Though geothermal resources lie beneath all of the United States, they are easier to reach near active faults. The Mountain West, populated with active faults and plagued by tectonic activity, has the highest underground temperatures near the surface. Thus, it shows most of the installed capacity for geothermal energy. Some pockets in the Gulf of Mexico region and the areas around oil and gas production also feature high subterranean temperatures with relatively easy access.
The National Renewable Energy Laboratory ranks areas of the United States by favorability of Deep Enhanced Geothermal Systems (EGS) based on data from the U.S. Geological Survey. This map roughly corresponds with deep subterranean temperatures across the country.
Outside of the Class V deep geothermal injection wells, geothermal heat pumps are used in some residential use cases. Ground temperature remains constant year-round independent of seasonal variations in air temperature. Heat pumps leverage this constant temperature and trade warmth in summer for the cooler underground temperatures. The reverse occurs in winter when the unit exchanges cold with the relatively warmer underground. Most heat pumps are closed systems of pipes and coils, but the open loop system uses a well or body of surface water as the heat exchange fluid. Wells that return water to the groundwater source (typically an underground source of drinking water) bear Class V classification.

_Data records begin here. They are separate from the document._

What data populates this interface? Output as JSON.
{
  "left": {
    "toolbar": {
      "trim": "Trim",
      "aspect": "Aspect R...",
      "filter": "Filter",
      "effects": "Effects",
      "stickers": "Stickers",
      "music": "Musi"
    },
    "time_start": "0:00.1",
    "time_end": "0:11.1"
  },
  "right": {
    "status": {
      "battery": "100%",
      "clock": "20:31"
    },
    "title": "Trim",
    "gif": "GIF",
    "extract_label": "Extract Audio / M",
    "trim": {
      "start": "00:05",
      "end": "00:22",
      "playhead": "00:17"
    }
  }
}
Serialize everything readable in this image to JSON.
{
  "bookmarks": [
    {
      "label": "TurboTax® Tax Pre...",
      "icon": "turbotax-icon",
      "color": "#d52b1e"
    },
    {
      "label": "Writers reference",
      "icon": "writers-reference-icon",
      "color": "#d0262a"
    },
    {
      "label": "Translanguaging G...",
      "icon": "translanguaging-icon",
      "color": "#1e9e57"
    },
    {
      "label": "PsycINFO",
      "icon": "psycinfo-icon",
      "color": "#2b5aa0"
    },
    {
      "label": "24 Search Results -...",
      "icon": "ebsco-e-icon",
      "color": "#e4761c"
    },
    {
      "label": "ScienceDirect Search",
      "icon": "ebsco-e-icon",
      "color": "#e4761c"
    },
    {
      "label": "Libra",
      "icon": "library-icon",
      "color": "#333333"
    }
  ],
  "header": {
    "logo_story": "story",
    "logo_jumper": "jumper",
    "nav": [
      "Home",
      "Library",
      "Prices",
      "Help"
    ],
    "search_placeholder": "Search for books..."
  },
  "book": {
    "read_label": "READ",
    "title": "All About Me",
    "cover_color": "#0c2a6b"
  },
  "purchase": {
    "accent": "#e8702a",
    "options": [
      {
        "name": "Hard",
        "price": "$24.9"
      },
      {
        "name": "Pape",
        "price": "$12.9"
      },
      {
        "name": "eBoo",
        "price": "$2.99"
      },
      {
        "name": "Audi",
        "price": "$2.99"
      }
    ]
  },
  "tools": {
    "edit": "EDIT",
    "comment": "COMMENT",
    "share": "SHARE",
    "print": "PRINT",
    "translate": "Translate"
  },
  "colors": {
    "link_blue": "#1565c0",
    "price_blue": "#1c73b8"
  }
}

Images: “Earth power” by xavierarnau via iStock; “Geothermal Resource of the United States” by USNREL; “geothermal_heatpump” by Coleman Tharpe